During this week when much of the world observes the sacred days of Passover, Maundy Thursday, Good Friday, and Easter, the underlying theology of each holy day centers on the power of death, the intensity of grief, and the joy of redemption.
At this moment in history the world watches and waits as the nation of Ukraine is besieged and resists. We listen to media reporters as they depict the horrors inflicted on people and places, even as we see images beyond human comprehension. From the sidelines of safety some 6,000 miles away, we are removed from the daily reality of war, a relentless war of unprovoked aggression, devastation, and ruinous destruction. Yet it is impossible to be unaffected by images of a ravaged country and innocent citizens of every age subjected to unimaginable atrocities. For those who know the pain and suffering of death and grief, it is a high calling to be fully present to the human misery of others, wherever they are in the world. In his book Cries from the Cross, my late husband Dr. Leighton Farrell wrote, “Where God is, the forces of evil will never have the final word.” As children of God, it is our sacred responsibility to join hands and hearts with Ukrainians, those we love but do not know who at this very moment are oppressed by an unwanted war of brutality and terror.
If we scrutinize the images of survivors and loved ones, we see in their faces the unspeakable pain and sorrow of intense, personal grief. As I read the newspaper on April 4, I was struck by a photo of Halyna Melnik, age 61, who stepped into the daylight on Saturday, April 2 after spending almost two weeks in the darkness of her neighbor’s basement. When she emerged, she saw her once-idyllic suburban street transformed into a battlefront with homes reduced to rubble by Russian forces positioned nearby. Her 83-year-old father was sitting by his kitchen window eating a meal on March 6 when he was killed by a Russian mortar strike. Five days later, her son Serhii, a husband and father of two children, was killed as he tried to evacuate civilians to safety. In the photo, her expression is one of overwhelming grief—a broken heart awash in complete despair, utter disbelief, and searing pain.
The psalmist David prays for deliverance from his enemies in Psalm 31:9-16,

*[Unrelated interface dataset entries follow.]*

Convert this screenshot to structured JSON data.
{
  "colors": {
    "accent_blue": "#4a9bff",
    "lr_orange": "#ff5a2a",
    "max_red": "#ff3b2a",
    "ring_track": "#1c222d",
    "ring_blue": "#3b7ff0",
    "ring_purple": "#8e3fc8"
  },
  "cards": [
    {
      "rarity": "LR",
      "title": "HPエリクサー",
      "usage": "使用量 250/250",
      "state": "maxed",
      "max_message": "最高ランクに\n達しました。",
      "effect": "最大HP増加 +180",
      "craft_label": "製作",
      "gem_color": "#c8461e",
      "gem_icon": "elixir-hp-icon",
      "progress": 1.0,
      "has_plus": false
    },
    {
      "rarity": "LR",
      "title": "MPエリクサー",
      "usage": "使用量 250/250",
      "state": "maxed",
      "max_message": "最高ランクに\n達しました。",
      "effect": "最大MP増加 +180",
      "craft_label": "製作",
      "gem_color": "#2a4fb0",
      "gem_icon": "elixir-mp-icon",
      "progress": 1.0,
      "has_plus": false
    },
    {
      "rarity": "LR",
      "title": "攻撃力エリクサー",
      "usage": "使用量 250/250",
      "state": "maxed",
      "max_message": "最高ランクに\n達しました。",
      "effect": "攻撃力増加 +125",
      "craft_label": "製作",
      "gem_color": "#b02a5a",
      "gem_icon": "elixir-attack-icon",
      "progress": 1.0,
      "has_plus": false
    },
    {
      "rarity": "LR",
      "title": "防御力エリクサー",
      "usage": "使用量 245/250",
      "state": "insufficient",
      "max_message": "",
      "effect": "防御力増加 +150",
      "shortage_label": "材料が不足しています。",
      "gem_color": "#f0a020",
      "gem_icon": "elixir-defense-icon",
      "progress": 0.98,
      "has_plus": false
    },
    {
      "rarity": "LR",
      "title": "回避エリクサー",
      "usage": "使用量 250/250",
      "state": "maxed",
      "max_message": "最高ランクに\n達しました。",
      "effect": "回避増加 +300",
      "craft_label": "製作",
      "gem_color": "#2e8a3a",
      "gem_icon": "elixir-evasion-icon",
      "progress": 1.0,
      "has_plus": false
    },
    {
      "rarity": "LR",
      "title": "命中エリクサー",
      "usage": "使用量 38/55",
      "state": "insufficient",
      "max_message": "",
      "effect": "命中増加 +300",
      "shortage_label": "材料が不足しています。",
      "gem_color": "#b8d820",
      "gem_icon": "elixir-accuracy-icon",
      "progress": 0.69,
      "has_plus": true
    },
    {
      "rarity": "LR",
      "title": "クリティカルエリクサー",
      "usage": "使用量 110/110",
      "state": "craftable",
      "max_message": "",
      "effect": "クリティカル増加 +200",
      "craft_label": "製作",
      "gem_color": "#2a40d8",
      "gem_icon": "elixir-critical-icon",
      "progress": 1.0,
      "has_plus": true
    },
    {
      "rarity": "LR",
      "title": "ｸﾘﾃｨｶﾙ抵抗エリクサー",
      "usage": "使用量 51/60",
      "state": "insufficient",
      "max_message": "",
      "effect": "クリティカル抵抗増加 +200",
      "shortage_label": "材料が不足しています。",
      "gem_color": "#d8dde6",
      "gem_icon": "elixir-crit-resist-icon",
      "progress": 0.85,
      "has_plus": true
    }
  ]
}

Be gracious to me, O LORD, for I am in distress;
my eye wastes away from grief, my soul and body also.
For my lie is spent with sorrow, and my years with sighing;
my strength fails because of my misery, and my bones waste away.
I am the scorn of all my adversaries, a horror to my neighbors,
an object of dread to my acquaintances;
those who see me in the street flee from me.
I have passed out of mind like one who is dead;
I have become like a broken vessel.
For I hear the whispering of many—terror all around!—
as they scheme together against me,
as they plot to take my life.
But I trust in you, O LORD; I say, “You are my God.”
my times are in your hand;
deliver me from the hand of my enemies and persecutors.
Let your face shine upon your servant;
save me in your steadfast love.
Our personal experience of grief empowers us to reach across time and geography to support those who are engaged in the fierce struggle to defend their lives, their democracy, and the freedom of their nation. We have a sacred duty to those who are at the epicenter of hardship and adversity to offer spiritual solidarity and encouragement as they persevere in the strength of their unshakeable faith. We pray in the words of the psalmist,
Blessed be the LORD, for he has wondrously shown his steadfast love to me
When I was beset as a city under siege.
I had said in my alarm, “I am driven far from your sight.”
But you heard my supplications when I cried out to you for help.
Above all else, we befriend those who are anguished by the pain of loss and uncertainty with the love and compassion of our heart. We pray for them and with them. We pray for God's strength and unmistakable presence to them. We pray that God will comfort them at this time of fear and anxiety in their lives, “Praise be to the God and Father of our Lord Jesus Christ, the Father of compassion and the God of all comfort, who comforts us in all our troubles, so that we can comfort those in any trouble with the comfort we ourselves receive from God” (2 Corinthians 1:3-4).
At this high holy season, in the confidence of our faith we believe that God is at work in the world to restore and redeem humankind. In the certainty of our faith we believe that good will triumph over evil through the power and sufficiency of God’s grace.
Let all who are faithful offer prayer to you; at a time of distress, the rush of mighty waters shall not reach them.
You are a hiding place for me; you preserve me from trouble; you surround me with glad cries of deliverance.